▸ WHAT YOU WILL DO: Set down each entry exactly; omit images.

[Items from an interface collection]
+ + +

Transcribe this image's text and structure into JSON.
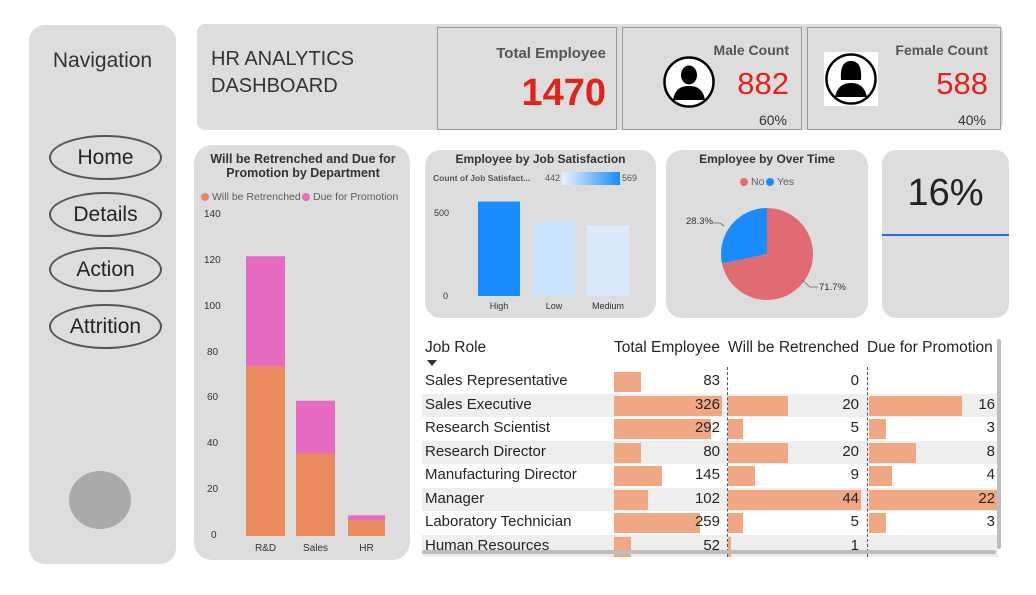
{
  "navigation": {
    "title": "Navigation",
    "items": [
      {
        "label": "Home"
      },
      {
        "label": "Details"
      },
      {
        "label": "Action"
      },
      {
        "label": "Attrition"
      }
    ]
  },
  "header": {
    "title": "HR ANALYTICS DASHBOARD",
    "total": {
      "label": "Total Employee",
      "value": "1470"
    },
    "male": {
      "label": "Male Count",
      "value": "882",
      "pct": "60%"
    },
    "female": {
      "label": "Female Count",
      "value": "588",
      "pct": "40%"
    }
  },
  "colors": {
    "retrenched": "#eb895f",
    "promotion": "#e66ac0",
    "accent_red": "#e0231c",
    "no": "#e06b72",
    "yes": "#1a8cff",
    "table_bar": "#f0a884"
  },
  "retrench_chart": {
    "title": "Will be Retrenched and Due for Promotion by Department",
    "legend": [
      "Will be Retrenched",
      "Due for Promotion"
    ],
    "y_ticks": [
      "140",
      "120",
      "100",
      "80",
      "60",
      "40",
      "20",
      "0"
    ]
  },
  "jobsat_chart": {
    "title": "Employee by Job Satisfaction",
    "scale_label": "Count of Job Satisfact...",
    "scale_min": "442",
    "scale_max": "569",
    "y_ticks": [
      "500",
      "0"
    ]
  },
  "overtime_chart": {
    "title": "Employee by Over Time",
    "legend": [
      "No",
      "Yes"
    ],
    "label_yes": "28.3%",
    "label_no": "71.7%"
  },
  "kpi": {
    "value": "16%"
  },
  "chart_data": [
    {
      "type": "bar",
      "stacked": true,
      "title": "Will be Retrenched and Due for Promotion by Department",
      "categories": [
        "R&D",
        "Sales",
        "HR"
      ],
      "series": [
        {
          "name": "Will be Retrenched",
          "values": [
            74,
            36,
            7
          ]
        },
        {
          "name": "Due for Promotion",
          "values": [
            48,
            23,
            2
          ]
        }
      ],
      "ylim": [
        0,
        140
      ],
      "legend": "top-left"
    },
    {
      "type": "bar",
      "title": "Employee by Job Satisfaction",
      "categories": [
        "High",
        "Low",
        "Medium"
      ],
      "values": [
        569,
        442,
        426
      ],
      "ylim": [
        0,
        600
      ],
      "color_scale": [
        "#cfe6ff",
        "#1a8cff"
      ]
    },
    {
      "type": "pie",
      "title": "Employee by Over Time",
      "categories": [
        "No",
        "Yes"
      ],
      "values": [
        71.7,
        28.3
      ],
      "legend": "top-center"
    }
  ],
  "table": {
    "columns": [
      "Job Role",
      "Total Employee",
      "Will be Retrenched",
      "Due for Promotion"
    ],
    "rows": [
      {
        "role": "Sales Representative",
        "total": 83,
        "retrenched": 0,
        "promotion": null
      },
      {
        "role": "Sales Executive",
        "total": 326,
        "retrenched": 20,
        "promotion": 16
      },
      {
        "role": "Research Scientist",
        "total": 292,
        "retrenched": 5,
        "promotion": 3
      },
      {
        "role": "Research Director",
        "total": 80,
        "retrenched": 20,
        "promotion": 8
      },
      {
        "role": "Manufacturing Director",
        "total": 145,
        "retrenched": 9,
        "promotion": 4
      },
      {
        "role": "Manager",
        "total": 102,
        "retrenched": 44,
        "promotion": 22
      },
      {
        "role": "Laboratory Technician",
        "total": 259,
        "retrenched": 5,
        "promotion": 3
      },
      {
        "role": "Human Resources",
        "total": 52,
        "retrenched": 1,
        "promotion": null
      }
    ]
  }
}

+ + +

▸ SOLVED PROBLEM:
Transcribe this image's text and structure into JSON.
{
  "navigation": {
    "title": "Navigation",
    "items": [
      {
        "label": "Home"
      },
      {
        "label": "Details"
      },
      {
        "label": "Action"
      },
      {
        "label": "Attrition"
      }
    ]
  },
  "header": {
    "title": "HR ANALYTICS DASHBOARD",
    "total": {
      "label": "Total Employee",
      "value": "1470"
    },
    "male": {
      "label": "Male Count",
      "value": "882",
      "pct": "60%"
    },
    "female": {
      "label": "Female Count",
      "value": "588",
      "pct": "40%"
    }
  },
  "colors": {
    "retrenched": "#eb895f",
    "promotion": "#e66ac0",
    "accent_red": "#e0231c",
    "no": "#e06b72",
    "yes": "#1a8cff",
    "table_bar": "#f0a884"
  },
  "retrench_chart": {
    "title": "Will be Retrenched and Due for Promotion by Department",
    "legend": [
      "Will be Retrenched",
      "Due for Promotion"
    ],
    "y_ticks": [
      "140",
      "120",
      "100",
      "80",
      "60",
      "40",
      "20",
      "0"
    ]
  },
  "jobsat_chart": {
    "title": "Employee by Job Satisfaction",
    "scale_label": "Count of Job Satisfact...",
    "scale_min": "442",
    "scale_max": "569",
    "y_ticks": [
      "500",
      "0"
    ]
  },
  "overtime_chart": {
    "title": "Employee by Over Time",
    "legend": [
      "No",
      "Yes"
    ],
    "label_yes": "28.3%",
    "label_no": "71.7%"
  },
  "kpi": {
    "value": "16%"
  },
  "chart_data": [
    {
      "type": "bar",
      "stacked": true,
      "title": "Will be Retrenched and Due for Promotion by Department",
      "categories": [
        "R&D",
        "Sales",
        "HR"
      ],
      "series": [
        {
          "name": "Will be Retrenched",
          "values": [
            74,
            36,
            7
          ]
        },
        {
          "name": "Due for Promotion",
          "values": [
            48,
            23,
            2
          ]
        }
      ],
      "ylim": [
        0,
        140
      ],
      "legend": "top-left"
    },
    {
      "type": "bar",
      "title": "Employee by Job Satisfaction",
      "categories": [
        "High",
        "Low",
        "Medium"
      ],
      "values": [
        569,
        442,
        426
      ],
      "ylim": [
        0,
        600
      ],
      "color_scale": [
        "#cfe6ff",
        "#1a8cff"
      ]
    },
    {
      "type": "pie",
      "title": "Employee by Over Time",
      "categories": [
        "No",
        "Yes"
      ],
      "values": [
        71.7,
        28.3
      ],
      "legend": "top-center"
    }
  ],
  "table": {
    "columns": [
      "Job Role",
      "Total Employee",
      "Will be Retrenched",
      "Due for Promotion"
    ],
    "rows": [
      {
        "role": "Sales Representative",
        "total": 83,
        "retrenched": 0,
        "promotion": null
      },
      {
        "role": "Sales Executive",
        "total": 326,
        "retrenched": 20,
        "promotion": 16
      },
      {
        "role": "Research Scientist",
        "total": 292,
        "retrenched": 5,
        "promotion": 3
      },
      {
        "role": "Research Director",
        "total": 80,
        "retrenched": 20,
        "promotion": 8
      },
      {
        "role": "Manufacturing Director",
        "total": 145,
        "retrenched": 9,
        "promotion": 4
      },
      {
        "role": "Manager",
        "total": 102,
        "retrenched": 44,
        "promotion": 22
      },
      {
        "role": "Laboratory Technician",
        "total": 259,
        "retrenched": 5,
        "promotion": 3
      },
      {
        "role": "Human Resources",
        "total": 52,
        "retrenched": 1,
        "promotion": null
      }
    ]
  }
}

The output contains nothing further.